**What you have to do:** Check every line below for the word "Bluetooth" and show those that hold it.

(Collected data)
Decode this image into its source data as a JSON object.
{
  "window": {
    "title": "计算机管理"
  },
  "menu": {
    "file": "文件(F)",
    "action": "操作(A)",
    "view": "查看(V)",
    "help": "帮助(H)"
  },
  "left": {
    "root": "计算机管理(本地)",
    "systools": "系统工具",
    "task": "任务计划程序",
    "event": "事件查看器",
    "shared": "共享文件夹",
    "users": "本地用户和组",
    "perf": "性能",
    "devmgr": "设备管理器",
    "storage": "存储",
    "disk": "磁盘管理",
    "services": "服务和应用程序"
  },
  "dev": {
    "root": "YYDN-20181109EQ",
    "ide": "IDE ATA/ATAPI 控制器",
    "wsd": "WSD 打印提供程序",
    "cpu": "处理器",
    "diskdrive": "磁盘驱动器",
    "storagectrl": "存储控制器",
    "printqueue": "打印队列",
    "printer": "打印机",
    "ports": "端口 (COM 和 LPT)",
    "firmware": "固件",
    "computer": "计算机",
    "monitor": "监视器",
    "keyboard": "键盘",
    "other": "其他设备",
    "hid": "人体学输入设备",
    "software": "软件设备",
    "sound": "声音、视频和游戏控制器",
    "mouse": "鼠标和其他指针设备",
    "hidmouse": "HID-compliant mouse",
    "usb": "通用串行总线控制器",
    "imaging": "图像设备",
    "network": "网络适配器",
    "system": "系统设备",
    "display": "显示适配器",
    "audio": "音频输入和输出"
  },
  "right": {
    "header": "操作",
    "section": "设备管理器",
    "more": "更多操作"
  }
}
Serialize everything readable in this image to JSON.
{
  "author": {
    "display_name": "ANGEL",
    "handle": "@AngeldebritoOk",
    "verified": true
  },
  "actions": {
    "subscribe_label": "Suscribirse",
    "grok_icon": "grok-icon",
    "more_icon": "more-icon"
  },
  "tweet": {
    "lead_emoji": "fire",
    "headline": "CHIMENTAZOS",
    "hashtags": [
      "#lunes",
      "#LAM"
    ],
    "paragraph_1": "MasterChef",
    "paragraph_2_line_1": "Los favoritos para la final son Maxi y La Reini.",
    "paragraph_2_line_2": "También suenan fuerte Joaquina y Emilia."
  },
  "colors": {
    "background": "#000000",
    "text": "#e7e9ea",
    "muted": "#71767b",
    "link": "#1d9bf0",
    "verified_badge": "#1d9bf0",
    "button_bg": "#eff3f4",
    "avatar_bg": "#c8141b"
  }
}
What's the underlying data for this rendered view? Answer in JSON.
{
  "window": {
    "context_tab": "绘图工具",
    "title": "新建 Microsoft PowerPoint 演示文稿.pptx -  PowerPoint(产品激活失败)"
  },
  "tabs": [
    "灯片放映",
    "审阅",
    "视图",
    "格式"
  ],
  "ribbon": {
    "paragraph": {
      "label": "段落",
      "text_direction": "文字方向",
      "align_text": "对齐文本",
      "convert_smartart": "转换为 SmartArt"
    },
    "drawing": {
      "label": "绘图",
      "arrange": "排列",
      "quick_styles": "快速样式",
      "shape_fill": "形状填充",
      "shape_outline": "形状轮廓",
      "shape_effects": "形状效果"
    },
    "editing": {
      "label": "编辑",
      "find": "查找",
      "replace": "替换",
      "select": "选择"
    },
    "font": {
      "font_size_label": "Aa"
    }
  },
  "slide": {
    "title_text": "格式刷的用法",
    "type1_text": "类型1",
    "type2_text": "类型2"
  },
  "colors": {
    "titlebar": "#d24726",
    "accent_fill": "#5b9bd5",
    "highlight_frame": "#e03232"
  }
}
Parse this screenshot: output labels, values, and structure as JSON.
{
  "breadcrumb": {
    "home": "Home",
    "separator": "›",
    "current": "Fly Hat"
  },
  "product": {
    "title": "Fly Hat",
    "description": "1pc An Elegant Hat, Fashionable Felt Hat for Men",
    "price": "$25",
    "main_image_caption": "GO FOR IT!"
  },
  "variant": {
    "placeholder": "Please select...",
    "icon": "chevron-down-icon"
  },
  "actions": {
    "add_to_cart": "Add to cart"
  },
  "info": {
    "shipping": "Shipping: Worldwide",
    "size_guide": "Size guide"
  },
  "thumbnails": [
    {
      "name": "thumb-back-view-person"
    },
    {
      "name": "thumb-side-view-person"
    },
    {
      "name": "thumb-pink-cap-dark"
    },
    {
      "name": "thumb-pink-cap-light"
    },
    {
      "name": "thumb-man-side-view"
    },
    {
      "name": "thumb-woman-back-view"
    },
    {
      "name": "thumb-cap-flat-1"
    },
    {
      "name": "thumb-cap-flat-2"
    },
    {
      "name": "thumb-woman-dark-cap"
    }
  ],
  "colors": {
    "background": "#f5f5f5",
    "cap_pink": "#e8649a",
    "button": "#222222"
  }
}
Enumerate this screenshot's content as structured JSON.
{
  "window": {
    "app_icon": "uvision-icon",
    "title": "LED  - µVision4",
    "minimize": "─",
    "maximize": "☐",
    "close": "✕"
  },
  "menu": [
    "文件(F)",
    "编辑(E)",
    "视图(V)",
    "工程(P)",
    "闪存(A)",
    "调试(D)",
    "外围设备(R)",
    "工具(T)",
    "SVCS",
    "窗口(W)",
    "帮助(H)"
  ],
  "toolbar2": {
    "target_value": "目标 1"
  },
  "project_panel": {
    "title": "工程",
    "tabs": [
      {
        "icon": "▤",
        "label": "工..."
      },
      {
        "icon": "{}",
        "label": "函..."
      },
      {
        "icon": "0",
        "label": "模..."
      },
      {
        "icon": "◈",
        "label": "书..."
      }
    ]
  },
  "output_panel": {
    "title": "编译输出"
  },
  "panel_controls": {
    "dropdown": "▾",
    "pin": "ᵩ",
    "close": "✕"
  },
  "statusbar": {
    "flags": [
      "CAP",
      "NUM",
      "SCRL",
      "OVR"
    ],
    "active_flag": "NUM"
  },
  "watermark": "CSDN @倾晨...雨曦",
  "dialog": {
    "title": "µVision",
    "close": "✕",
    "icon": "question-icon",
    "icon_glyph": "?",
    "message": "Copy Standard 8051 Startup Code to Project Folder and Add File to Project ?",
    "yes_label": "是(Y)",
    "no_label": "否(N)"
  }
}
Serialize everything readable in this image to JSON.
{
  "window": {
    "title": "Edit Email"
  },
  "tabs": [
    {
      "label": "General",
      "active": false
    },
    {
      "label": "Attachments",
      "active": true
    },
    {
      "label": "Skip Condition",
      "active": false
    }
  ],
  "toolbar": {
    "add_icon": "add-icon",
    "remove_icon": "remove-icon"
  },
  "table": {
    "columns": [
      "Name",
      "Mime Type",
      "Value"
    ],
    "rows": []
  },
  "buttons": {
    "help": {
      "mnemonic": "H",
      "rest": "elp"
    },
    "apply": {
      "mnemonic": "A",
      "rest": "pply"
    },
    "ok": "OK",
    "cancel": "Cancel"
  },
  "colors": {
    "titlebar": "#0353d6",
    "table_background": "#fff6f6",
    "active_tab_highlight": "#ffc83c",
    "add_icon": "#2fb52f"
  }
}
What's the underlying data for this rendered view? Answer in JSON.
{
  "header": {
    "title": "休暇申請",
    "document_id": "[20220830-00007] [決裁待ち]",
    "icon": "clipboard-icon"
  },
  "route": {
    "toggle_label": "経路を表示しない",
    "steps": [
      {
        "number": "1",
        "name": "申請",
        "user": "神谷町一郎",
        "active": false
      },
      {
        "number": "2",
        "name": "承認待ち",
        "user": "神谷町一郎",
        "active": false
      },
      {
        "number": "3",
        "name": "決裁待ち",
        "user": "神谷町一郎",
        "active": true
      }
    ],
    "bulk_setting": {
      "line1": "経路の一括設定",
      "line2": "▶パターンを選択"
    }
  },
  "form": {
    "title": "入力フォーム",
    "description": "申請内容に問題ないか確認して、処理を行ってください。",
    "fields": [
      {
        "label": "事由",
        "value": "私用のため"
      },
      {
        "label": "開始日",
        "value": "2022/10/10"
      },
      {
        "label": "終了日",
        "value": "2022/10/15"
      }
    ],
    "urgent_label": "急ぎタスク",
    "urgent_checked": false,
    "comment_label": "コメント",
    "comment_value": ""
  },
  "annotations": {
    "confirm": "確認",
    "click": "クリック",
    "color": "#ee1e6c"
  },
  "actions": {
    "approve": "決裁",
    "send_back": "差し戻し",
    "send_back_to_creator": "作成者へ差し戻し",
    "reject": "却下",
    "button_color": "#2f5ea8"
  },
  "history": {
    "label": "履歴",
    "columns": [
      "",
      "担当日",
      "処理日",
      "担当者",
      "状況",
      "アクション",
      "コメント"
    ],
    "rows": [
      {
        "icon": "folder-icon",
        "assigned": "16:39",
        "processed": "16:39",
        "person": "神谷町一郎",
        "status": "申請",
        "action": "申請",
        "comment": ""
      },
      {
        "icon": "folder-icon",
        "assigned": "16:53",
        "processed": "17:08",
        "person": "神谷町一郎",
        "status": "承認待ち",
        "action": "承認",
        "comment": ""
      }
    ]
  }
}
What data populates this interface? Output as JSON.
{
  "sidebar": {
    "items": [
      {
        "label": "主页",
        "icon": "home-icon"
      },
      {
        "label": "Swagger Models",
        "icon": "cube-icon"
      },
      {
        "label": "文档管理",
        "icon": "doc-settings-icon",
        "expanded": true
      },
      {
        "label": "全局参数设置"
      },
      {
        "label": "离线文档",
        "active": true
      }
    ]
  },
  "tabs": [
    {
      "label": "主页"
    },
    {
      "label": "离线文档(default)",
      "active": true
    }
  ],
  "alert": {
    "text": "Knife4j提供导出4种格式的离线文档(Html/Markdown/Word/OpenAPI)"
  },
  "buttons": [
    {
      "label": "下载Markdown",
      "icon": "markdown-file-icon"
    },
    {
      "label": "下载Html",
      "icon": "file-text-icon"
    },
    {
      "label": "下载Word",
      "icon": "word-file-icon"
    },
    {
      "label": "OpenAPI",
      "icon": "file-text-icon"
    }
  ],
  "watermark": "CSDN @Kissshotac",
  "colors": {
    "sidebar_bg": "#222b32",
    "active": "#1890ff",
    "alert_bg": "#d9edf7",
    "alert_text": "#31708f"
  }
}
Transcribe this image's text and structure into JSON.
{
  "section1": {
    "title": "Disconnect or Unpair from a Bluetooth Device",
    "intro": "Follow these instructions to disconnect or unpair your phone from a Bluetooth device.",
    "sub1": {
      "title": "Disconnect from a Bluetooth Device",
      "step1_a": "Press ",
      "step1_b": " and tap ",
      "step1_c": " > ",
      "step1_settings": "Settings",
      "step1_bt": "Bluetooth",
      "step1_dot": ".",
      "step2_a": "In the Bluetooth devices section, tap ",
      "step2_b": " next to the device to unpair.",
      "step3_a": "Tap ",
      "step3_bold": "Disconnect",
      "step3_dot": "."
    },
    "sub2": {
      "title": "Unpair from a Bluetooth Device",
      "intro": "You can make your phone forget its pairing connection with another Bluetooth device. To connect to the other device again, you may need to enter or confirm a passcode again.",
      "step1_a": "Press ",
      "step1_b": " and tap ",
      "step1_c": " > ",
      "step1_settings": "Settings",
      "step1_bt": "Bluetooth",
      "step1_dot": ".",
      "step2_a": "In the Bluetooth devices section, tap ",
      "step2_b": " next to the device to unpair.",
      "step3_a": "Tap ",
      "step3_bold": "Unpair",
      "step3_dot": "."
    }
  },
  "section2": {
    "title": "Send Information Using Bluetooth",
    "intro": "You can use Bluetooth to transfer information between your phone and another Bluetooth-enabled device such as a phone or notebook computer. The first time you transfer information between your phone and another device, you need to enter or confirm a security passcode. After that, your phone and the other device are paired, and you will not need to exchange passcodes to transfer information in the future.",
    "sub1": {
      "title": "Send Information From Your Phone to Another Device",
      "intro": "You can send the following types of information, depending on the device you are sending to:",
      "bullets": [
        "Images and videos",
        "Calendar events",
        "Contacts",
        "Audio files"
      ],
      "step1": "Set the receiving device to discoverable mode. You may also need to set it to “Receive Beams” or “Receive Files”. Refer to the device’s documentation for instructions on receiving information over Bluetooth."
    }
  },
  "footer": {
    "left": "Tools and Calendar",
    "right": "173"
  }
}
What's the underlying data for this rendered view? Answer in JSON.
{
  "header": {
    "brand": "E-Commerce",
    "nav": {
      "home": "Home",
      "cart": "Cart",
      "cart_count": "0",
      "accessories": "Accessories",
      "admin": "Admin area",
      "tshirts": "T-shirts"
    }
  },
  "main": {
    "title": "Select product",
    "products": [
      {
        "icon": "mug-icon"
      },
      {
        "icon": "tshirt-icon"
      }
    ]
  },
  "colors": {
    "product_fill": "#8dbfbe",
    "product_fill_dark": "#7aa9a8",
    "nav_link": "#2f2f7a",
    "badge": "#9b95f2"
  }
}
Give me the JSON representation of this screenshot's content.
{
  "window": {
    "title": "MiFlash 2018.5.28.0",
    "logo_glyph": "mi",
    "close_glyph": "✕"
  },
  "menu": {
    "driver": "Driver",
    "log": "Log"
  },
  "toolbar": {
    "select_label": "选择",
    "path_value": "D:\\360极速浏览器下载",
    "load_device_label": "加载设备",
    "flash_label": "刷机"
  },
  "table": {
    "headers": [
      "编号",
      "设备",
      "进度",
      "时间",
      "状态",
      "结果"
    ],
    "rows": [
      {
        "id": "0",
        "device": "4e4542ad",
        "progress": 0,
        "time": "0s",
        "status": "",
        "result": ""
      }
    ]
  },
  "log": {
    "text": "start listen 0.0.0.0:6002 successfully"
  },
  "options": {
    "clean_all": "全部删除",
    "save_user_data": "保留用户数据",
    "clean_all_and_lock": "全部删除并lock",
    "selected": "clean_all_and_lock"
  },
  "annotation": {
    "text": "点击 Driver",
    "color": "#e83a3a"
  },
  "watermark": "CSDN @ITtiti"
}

**Response to this task:**
    "title": "Disconnect or Unpair from a Bluetooth Device",
    "intro": "Follow these instructions to disconnect or unpair your phone from a Bluetooth device.",
      "title": "Disconnect from a Bluetooth Device",
      "step1_bt": "Bluetooth",
      "step2_a": "In the Bluetooth devices section, tap ",
      "title": "Unpair from a Bluetooth Device",
      "intro": "You can make your phone forget its pairing connection with another Bluetooth device. To connect to the other device again, you may need to enter or confirm a passcode again.",
      "step1_bt": "Bluetooth",
      "step2_a": "In the Bluetooth devices section, tap ",
    "title": "Send Information Using Bluetooth",
    "intro": "You can use Bluetooth to transfer information between your phone and another Bluetooth-enabled device such as a phone or notebook computer. The first time you transfer information between your phone and another device, you need to enter or confirm a security passcode. After that, your phone and the other device are paired, and you will not need to exchange passcodes to transfer information in the future.",
      "step1": "Set the receiving device to discoverable mode. You may also need to set it to “Receive Beams” or “Receive Files”. Refer to the device’s documentation for instructions on receiving information over Bluetooth."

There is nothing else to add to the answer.